Do not keep the soil around the roots constantly wet because that will prevent air from reaching the roots and lead to rot.
Transplanted shrubs are more at risk for dying of dehydration or disease, so watch your Azalea plant closely.
Gorgeous Azalea bushes will bounce back after being transplanted in no time with a little tender love and care.
Common Azaleas Plant Problems
1. Excessive Temperature-
Sometimes there are environmental factors that are associated with Azaleas. No matter how hard you want them to survive, something goes wrong.
If you live in cold areas, frost is something to be wary about. It can damage parts of the shrub.
They will either wilt, turn brown or black, and eventually die a sad death.
New growth is especially susceptible in early spring.
Do not grow tender species in cold climates and cover shrubs with sheets or burlap anytime frost is expected to prevent frost damage.
2. Nutrient Deficiency –
Nutrient deficiencies are another common factor with Azaleas. Plants may exhibit discoloration with fewer or undersized foliage and flowers.
Azaleas will need a constant supply of Nitrogen and Iron.
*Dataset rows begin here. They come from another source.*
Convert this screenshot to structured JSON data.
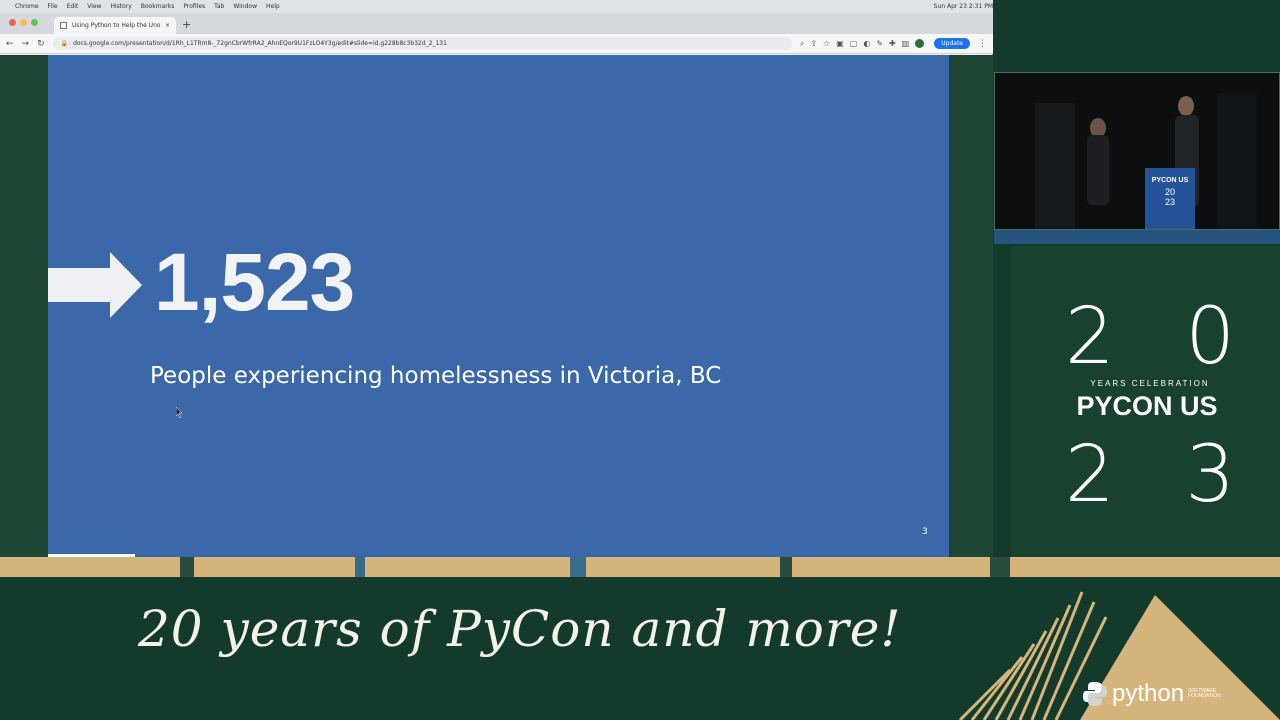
{
  "mac_menubar": {
    "app": "Chrome",
    "items": [
      "File",
      "Edit",
      "View",
      "History",
      "Bookmarks",
      "Profiles",
      "Tab",
      "Window",
      "Help"
    ],
    "clock": "Sun Apr 23 2:31 PM"
  },
  "browser": {
    "tab_title": "Using Python to Help the Uno...",
    "url": "docs.google.com/presentation/d/1Rh_L1TRm8-_72gnCbrWfrRA2_AhnEQor9U1FzLO4Y3g/edit#slide=id.g228b8c3b32d_2_131",
    "update_label": "Update"
  },
  "slide": {
    "number": "1,523",
    "caption": "People experiencing homelessness in Victoria, BC",
    "page": "3",
    "bg_color": "#3b68a8"
  },
  "video": {
    "podium_line1": "PYCON US",
    "podium_line2": "20",
    "podium_line3": "23"
  },
  "logo": {
    "top_digits": [
      "2",
      "0"
    ],
    "subtitle": "YEARS CELEBRATION",
    "main": "PYCON US",
    "bottom_digits": [
      "2",
      "3"
    ]
  },
  "footer": {
    "tagline": "20 years of PyCon and more!",
    "psf_word": "python",
    "psf_small": "SOFTWARE FOUNDATION"
  }
}
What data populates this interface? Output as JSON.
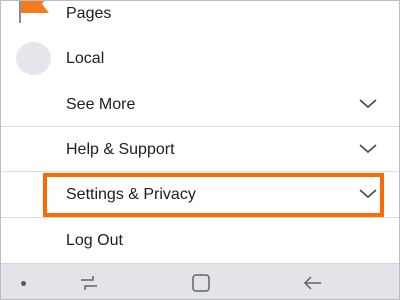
{
  "menu": {
    "items": [
      {
        "label": "Pages",
        "icon": "flag-icon"
      },
      {
        "label": "Local",
        "icon": "avatar"
      },
      {
        "label": "See More",
        "icon": "chevron-down-icon"
      },
      {
        "label": "Help & Support",
        "icon": "chevron-down-icon"
      },
      {
        "label": "Settings & Privacy",
        "icon": "chevron-down-icon",
        "highlighted": true
      },
      {
        "label": "Log Out"
      }
    ]
  },
  "navbar": {
    "buttons": [
      "recents-icon",
      "home-icon",
      "back-icon"
    ]
  },
  "colors": {
    "highlight": "#ff6a00",
    "flag": "#f47b20",
    "text": "#1c1e21",
    "divider": "#dadde1"
  }
}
If not, the deficiency will invite disease and sickness.
3. Adequate Watering –
Too much or too little watering will cause the green growing shrub to wilt, discolor, and drop.
As mentioned earlier, most of the time, your Azaleas will need an inch of rainfall per week during their active growing season.
4. Proper Lighting –
Too much or too little light will hamper your Azalea’s growth.
Leaf scorch, caused by too much sun, may appear as yellow or brown spots on foliage.
Common Azalea Diseases and How to Treat Them
Sometimes, no matter what instructions you read and follow or how much care you provide, your Azalea will get sick.
The most common Azalea diseases affecting these shrubs include:
|Name of Disease||Symptoms||Treatment|
|Azalea Gall||Azalea shrub turns curled in the wrong way and will have thick fleshy leaves.|
They will turn pale green to white in color.
|Affected leaves eventually turn brown and should be removed and destroyed.|
|Petal Blight||Pale or whitish spots on colored petals or rust-colored spots on white petals.|
The colored portions will quickly expand and turn the shrub soft and gooey.
|Apply a fungicide to buds as they begin to turn color.|
|Powdery Mildew||It appears as white powdery growth on the leaves and occurs most often during fall.||Diseased leaves from powdery mildew may drop prematurely. It may require fungicide spray.|
|Rust||Turns the shrub reddish to orange spore masses.|
It impacts the galls or cankers on bark and will kill the entire plant.
|Prune and dispose of infected leaves and shoots immediately.|
|Twig Blight||May cause wilting and defoliation on one or more branches with a reddish-brown discoloration under the bark.||Control with pruning and disposal of diseased branches, making cuts a few inches (8 cm.) below discoloration.|
Azaleas are widely celebrated and anticipated in the spring garden. Their vibrant existence can brighten up any cold day.
A little bit of early effort will result in the most colorful spring displays right in your garden! It’s surely worth the wait and effort.